Find and copy each line of the records where the string "Einrichtungen" shows up.
Top of Data to use
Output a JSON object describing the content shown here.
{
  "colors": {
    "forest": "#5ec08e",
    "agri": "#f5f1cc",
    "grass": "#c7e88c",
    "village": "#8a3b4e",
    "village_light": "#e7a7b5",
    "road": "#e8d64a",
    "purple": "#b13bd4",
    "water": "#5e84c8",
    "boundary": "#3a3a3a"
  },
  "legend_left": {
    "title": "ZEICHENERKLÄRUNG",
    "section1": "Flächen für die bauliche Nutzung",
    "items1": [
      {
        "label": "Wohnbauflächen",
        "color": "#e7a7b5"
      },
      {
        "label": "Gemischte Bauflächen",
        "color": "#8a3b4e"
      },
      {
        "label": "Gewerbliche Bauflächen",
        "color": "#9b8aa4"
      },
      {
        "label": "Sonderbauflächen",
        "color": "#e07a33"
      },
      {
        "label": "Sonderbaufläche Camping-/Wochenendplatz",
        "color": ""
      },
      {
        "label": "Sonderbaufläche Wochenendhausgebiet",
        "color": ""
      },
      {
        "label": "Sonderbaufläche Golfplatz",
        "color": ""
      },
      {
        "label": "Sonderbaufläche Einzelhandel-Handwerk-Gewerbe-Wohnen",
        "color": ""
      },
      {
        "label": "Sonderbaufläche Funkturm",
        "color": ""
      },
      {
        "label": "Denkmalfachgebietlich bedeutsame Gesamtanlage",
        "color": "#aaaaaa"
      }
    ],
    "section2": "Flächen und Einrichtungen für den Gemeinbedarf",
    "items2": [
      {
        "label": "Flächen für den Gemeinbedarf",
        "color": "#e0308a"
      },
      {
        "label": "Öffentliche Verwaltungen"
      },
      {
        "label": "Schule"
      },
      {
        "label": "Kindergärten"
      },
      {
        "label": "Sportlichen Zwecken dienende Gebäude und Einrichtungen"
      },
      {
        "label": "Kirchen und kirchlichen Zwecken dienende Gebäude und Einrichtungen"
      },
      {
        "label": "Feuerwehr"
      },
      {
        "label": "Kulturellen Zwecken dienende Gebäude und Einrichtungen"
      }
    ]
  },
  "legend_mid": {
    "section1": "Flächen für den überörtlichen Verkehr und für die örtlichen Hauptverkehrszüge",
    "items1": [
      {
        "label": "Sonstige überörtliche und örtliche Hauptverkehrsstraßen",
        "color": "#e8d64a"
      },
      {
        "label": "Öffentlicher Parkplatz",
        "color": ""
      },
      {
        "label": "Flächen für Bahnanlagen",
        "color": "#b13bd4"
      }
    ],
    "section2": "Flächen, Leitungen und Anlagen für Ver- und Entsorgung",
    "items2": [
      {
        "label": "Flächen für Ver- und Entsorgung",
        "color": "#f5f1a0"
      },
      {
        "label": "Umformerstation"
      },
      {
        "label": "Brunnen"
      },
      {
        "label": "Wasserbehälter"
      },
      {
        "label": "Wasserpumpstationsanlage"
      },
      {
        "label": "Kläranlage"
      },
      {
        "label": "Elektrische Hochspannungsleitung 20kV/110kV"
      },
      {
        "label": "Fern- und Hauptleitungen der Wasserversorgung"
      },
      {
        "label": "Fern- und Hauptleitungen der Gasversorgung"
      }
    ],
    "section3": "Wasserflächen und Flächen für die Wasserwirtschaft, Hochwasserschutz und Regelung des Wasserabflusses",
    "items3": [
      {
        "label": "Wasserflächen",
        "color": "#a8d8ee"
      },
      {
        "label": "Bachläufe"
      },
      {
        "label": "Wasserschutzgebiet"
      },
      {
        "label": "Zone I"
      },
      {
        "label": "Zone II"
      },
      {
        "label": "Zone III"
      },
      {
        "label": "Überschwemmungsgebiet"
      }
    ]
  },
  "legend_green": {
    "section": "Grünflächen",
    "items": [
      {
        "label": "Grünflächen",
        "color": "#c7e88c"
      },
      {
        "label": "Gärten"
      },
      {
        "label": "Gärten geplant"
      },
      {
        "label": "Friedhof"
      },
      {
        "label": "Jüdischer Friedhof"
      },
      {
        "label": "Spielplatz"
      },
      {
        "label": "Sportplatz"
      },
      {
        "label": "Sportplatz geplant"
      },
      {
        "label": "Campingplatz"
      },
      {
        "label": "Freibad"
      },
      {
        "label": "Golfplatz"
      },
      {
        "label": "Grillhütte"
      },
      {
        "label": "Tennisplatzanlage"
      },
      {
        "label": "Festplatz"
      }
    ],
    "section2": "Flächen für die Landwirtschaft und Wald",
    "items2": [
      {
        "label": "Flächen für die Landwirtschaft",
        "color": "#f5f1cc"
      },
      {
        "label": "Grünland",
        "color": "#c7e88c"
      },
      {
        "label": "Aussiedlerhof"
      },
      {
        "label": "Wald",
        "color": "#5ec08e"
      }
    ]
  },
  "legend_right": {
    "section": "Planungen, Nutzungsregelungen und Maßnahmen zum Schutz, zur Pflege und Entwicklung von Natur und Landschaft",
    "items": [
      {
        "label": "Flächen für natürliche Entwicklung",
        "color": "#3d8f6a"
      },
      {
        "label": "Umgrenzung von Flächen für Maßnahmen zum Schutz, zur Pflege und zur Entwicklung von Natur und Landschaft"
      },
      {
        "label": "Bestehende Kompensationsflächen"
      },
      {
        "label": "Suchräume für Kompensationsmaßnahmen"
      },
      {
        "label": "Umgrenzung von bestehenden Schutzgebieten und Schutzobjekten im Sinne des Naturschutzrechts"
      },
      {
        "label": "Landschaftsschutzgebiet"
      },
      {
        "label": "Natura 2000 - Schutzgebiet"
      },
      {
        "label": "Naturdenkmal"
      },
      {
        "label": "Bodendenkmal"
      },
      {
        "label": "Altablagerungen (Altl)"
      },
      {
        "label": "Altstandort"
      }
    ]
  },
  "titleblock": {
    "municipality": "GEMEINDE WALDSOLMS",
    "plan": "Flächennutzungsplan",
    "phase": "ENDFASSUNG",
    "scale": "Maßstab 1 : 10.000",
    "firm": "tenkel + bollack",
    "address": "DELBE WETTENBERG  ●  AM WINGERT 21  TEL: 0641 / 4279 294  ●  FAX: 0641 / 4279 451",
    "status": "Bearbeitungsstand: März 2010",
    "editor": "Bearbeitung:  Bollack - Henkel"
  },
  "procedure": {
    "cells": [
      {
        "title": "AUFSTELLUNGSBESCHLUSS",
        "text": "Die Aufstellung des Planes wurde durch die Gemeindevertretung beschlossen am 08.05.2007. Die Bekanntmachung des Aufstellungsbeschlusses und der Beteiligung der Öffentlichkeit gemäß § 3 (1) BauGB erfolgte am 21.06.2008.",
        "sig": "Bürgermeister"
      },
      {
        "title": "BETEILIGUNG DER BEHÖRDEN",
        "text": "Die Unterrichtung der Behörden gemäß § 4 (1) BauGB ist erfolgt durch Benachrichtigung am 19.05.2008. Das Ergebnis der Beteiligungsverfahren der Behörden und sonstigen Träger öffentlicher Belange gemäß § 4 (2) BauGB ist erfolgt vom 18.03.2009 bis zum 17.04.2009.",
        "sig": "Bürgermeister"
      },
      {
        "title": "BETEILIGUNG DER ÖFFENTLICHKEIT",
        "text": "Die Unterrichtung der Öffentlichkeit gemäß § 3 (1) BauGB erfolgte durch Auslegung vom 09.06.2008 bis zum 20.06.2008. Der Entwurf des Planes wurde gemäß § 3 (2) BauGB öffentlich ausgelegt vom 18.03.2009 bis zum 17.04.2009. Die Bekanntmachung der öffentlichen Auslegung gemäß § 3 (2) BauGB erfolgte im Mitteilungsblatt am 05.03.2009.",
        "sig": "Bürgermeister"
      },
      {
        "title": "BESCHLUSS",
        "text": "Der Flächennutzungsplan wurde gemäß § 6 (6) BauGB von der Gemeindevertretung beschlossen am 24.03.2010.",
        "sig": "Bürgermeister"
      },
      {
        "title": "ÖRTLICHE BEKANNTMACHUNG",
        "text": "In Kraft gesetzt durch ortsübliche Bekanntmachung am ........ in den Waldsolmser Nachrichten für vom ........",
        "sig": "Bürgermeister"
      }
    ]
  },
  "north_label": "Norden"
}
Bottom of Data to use
- _Response below_
    "section2": "Flächen und Einrichtungen für den Gemeinbedarf",
        "label": "Sportlichen Zwecken dienende Gebäude und Einrichtungen"
        "label": "Kirchen und kirchlichen Zwecken dienende Gebäude und Einrichtungen"
        "label": "Kulturellen Zwecken dienende Gebäude und Einrichtungen"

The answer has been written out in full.